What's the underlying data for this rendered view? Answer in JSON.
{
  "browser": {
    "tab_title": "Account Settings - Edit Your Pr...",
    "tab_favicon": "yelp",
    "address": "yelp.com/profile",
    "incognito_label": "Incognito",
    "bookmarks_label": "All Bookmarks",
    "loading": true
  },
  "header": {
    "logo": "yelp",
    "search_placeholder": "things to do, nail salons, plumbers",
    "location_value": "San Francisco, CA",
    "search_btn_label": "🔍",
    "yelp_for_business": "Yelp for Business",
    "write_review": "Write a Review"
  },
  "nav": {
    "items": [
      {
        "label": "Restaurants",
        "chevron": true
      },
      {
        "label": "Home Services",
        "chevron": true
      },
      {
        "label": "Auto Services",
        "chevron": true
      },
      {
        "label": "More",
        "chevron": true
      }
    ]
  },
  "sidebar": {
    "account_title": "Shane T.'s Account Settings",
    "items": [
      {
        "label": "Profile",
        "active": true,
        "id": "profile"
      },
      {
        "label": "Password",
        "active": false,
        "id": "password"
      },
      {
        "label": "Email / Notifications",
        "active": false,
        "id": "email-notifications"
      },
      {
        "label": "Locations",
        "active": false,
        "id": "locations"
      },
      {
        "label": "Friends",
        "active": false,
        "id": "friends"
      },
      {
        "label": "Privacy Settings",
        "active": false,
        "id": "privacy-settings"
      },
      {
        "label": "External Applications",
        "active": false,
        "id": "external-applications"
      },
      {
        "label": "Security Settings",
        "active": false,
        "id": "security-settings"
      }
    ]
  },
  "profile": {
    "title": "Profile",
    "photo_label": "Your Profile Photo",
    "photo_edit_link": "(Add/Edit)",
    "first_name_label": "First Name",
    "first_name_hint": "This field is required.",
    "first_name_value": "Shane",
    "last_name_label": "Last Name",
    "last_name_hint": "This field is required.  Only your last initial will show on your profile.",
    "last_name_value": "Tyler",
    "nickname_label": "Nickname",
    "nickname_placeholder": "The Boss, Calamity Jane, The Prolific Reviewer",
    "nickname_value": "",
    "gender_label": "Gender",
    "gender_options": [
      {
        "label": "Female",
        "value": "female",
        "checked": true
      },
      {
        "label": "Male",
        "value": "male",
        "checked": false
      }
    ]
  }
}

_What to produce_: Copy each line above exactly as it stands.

_Solution for this task_:
What's the underlying data for this rendered view? Answer in JSON.
{
  "browser": {
    "tab_title": "Account Settings - Edit Your Pr...",
    "tab_favicon": "yelp",
    "address": "yelp.com/profile",
    "incognito_label": "Incognito",
    "bookmarks_label": "All Bookmarks",
    "loading": true
  },
  "header": {
    "logo": "yelp",
    "search_placeholder": "things to do, nail salons, plumbers",
    "location_value": "San Francisco, CA",
    "search_btn_label": "🔍",
    "yelp_for_business": "Yelp for Business",
    "write_review": "Write a Review"
  },
  "nav": {
    "items": [
      {
        "label": "Restaurants",
        "chevron": true
      },
      {
        "label": "Home Services",
        "chevron": true
      },
      {
        "label": "Auto Services",
        "chevron": true
      },
      {
        "label": "More",
        "chevron": true
      }
    ]
  },
  "sidebar": {
    "account_title": "Shane T.'s Account Settings",
    "items": [
      {
        "label": "Profile",
        "active": true,
        "id": "profile"
      },
      {
        "label": "Password",
        "active": false,
        "id": "password"
      },
      {
        "label": "Email / Notifications",
        "active": false,
        "id": "email-notifications"
      },
      {
        "label": "Locations",
        "active": false,
        "id": "locations"
      },
      {
        "label": "Friends",
        "active": false,
        "id": "friends"
      },
      {
        "label": "Privacy Settings",
        "active": false,
        "id": "privacy-settings"
      },
      {
        "label": "External Applications",
        "active": false,
        "id": "external-applications"
      },
      {
        "label": "Security Settings",
        "active": false,
        "id": "security-settings"
      }
    ]
  },
  "profile": {
    "title": "Profile",
    "photo_label": "Your Profile Photo",
    "photo_edit_link": "(Add/Edit)",
    "first_name_label": "First Name",
    "first_name_hint": "This field is required.",
    "first_name_value": "Shane",
    "last_name_label": "Last Name",
    "last_name_hint": "This field is required.  Only your last initial will show on your profile.",
    "last_name_value": "Tyler",
    "nickname_label": "Nickname",
    "nickname_placeholder": "The Boss, Calamity Jane, The Prolific Reviewer",
    "nickname_value": "",
    "gender_label": "Gender",
    "gender_options": [
      {
        "label": "Female",
        "value": "female",
        "checked": true
      },
      {
        "label": "Male",
        "value": "male",
        "checked": false
      }
    ]
  }
}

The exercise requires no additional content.